Component data from apps and pages:
*** Block opens ***

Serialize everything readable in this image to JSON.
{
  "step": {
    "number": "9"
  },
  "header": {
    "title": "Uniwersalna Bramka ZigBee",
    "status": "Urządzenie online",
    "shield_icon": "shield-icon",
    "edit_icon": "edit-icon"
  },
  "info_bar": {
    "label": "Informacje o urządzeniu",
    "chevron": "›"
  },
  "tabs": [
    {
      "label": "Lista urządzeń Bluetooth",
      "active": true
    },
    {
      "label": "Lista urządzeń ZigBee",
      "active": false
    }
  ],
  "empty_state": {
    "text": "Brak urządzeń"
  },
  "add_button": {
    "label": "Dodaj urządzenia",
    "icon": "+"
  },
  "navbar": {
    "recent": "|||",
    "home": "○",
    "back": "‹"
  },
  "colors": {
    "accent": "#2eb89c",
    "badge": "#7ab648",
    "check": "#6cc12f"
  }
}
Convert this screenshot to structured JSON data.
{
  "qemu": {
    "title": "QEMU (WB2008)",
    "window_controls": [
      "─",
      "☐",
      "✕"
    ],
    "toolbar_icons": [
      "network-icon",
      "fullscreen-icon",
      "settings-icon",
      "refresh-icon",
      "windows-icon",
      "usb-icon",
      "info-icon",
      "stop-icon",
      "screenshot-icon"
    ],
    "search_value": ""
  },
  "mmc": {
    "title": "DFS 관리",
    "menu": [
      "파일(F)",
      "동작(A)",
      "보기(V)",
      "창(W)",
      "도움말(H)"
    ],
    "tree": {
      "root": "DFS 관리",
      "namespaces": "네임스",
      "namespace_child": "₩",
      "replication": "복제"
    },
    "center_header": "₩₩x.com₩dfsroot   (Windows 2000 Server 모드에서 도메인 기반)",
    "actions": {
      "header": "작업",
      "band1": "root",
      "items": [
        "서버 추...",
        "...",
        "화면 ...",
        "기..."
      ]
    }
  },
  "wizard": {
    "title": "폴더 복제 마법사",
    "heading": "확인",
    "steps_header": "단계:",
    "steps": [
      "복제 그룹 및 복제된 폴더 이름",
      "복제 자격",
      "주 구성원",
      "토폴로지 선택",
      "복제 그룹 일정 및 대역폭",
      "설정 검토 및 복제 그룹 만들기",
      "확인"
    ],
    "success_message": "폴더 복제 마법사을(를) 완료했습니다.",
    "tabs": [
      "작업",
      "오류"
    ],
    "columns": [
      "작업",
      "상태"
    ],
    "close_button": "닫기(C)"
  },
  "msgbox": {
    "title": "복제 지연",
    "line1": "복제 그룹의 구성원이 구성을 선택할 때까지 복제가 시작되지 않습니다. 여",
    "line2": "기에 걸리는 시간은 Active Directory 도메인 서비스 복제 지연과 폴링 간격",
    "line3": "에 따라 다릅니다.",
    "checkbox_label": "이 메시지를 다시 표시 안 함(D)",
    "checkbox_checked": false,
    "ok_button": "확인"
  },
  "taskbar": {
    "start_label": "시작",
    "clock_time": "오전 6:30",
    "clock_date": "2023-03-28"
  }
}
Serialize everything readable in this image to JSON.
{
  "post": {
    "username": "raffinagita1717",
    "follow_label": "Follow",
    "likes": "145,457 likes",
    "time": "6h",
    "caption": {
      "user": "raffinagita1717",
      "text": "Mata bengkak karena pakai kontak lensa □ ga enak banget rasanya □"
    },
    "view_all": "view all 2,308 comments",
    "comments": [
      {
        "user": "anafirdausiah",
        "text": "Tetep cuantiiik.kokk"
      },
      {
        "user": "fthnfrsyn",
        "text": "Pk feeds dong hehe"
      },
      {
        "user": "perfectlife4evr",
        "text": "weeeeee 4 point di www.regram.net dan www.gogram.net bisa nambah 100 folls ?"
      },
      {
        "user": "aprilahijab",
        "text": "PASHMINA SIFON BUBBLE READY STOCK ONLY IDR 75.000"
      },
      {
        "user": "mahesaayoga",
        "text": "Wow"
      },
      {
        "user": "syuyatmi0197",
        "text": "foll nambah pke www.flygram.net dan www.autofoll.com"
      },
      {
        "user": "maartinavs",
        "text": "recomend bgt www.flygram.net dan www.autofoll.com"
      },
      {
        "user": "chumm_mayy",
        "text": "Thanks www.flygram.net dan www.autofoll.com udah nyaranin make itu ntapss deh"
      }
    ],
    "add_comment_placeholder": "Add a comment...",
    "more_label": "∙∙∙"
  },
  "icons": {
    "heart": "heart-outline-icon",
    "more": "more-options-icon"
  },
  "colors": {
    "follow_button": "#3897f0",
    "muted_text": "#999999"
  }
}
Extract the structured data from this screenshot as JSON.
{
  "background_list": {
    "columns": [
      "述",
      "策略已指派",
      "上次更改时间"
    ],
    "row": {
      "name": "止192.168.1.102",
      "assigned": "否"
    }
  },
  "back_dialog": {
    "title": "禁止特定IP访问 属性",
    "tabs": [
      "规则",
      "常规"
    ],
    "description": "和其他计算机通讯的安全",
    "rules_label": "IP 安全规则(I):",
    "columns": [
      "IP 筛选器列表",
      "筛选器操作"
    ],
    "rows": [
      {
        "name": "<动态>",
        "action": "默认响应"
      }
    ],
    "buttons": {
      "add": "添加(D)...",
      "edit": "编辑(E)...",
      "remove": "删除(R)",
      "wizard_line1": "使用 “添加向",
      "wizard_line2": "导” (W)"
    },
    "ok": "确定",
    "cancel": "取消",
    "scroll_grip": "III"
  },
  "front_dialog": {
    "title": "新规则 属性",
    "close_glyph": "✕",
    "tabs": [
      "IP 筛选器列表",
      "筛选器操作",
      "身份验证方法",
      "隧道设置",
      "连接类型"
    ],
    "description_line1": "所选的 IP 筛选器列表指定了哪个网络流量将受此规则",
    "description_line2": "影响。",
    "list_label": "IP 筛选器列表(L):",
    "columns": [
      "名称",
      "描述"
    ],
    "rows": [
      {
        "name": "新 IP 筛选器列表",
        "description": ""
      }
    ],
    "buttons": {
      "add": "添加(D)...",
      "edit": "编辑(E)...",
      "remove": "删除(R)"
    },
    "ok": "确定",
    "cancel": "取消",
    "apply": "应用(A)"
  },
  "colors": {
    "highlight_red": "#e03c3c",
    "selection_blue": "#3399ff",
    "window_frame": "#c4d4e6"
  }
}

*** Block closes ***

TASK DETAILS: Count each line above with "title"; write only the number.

RESULT OF THIS TASK: 7